[WORK REQUEST]:
Check every line of the data for the word "JSON", and copy those that have it.
....
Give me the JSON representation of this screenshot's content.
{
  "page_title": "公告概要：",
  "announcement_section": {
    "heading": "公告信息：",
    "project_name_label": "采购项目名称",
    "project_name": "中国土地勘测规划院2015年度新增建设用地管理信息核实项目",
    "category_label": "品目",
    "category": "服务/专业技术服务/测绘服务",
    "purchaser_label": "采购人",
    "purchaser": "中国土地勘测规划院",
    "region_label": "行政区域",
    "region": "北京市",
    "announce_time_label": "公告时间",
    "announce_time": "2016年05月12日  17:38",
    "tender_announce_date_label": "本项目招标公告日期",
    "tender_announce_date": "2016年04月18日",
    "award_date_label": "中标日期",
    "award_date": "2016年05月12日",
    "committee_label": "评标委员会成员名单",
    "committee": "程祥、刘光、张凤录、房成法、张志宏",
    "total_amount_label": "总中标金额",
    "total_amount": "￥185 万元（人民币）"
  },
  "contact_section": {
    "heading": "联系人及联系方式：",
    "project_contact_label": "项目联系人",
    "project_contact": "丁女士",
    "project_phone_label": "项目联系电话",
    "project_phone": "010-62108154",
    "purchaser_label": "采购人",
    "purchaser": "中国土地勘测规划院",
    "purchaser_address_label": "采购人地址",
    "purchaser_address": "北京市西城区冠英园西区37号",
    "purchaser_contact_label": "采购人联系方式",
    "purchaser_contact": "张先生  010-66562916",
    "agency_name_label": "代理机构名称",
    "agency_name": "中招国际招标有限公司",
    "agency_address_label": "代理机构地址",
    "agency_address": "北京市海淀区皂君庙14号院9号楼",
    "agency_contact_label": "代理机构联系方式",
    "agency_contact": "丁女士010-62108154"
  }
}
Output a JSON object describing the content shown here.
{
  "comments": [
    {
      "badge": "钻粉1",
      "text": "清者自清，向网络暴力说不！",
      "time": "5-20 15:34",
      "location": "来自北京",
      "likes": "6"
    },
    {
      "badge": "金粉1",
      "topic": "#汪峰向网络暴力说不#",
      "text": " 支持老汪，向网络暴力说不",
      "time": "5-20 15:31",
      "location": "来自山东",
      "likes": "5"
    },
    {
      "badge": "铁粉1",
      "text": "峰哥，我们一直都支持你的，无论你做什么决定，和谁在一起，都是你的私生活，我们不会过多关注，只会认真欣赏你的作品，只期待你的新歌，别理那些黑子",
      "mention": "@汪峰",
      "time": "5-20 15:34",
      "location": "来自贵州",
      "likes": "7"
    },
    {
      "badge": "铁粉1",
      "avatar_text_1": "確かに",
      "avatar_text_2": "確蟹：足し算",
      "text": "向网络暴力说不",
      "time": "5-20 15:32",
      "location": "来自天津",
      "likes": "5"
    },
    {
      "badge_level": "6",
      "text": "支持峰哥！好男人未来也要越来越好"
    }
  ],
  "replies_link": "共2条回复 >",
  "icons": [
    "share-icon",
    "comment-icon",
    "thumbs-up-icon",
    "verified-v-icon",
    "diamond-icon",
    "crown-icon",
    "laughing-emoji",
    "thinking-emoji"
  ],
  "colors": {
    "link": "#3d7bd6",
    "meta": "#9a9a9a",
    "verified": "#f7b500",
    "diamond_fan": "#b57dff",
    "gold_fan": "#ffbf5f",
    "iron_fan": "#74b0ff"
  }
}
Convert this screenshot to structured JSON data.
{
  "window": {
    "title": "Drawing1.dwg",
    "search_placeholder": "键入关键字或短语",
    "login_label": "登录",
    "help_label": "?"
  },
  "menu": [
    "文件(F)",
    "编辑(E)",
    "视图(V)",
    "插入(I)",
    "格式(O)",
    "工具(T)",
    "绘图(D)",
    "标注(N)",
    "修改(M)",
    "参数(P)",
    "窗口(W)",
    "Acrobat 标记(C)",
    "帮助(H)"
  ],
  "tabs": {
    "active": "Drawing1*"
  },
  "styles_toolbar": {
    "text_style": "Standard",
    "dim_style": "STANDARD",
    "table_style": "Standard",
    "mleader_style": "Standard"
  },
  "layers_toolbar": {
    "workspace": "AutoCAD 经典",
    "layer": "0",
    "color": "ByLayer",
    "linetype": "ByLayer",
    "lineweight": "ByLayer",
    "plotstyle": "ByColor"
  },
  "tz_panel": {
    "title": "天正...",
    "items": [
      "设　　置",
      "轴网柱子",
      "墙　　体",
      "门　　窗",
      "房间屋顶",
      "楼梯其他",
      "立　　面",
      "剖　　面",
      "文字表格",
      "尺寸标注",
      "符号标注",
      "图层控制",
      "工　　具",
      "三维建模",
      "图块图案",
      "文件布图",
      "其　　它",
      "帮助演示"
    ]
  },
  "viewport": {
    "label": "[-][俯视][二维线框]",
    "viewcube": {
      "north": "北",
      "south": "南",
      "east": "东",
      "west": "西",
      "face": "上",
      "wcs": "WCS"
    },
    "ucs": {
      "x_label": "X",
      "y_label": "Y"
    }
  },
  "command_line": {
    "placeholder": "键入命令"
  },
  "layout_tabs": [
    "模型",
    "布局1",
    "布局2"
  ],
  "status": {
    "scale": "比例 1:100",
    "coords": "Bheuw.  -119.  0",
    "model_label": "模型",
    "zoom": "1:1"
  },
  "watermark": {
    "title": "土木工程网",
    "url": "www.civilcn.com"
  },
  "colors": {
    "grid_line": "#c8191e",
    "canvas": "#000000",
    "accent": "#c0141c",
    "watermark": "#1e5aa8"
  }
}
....
[WRITTEN RESPONSE]:
Give me the JSON representation of this screenshot's content.
Output a JSON object describing the content shown here.
Convert this screenshot to structured JSON data.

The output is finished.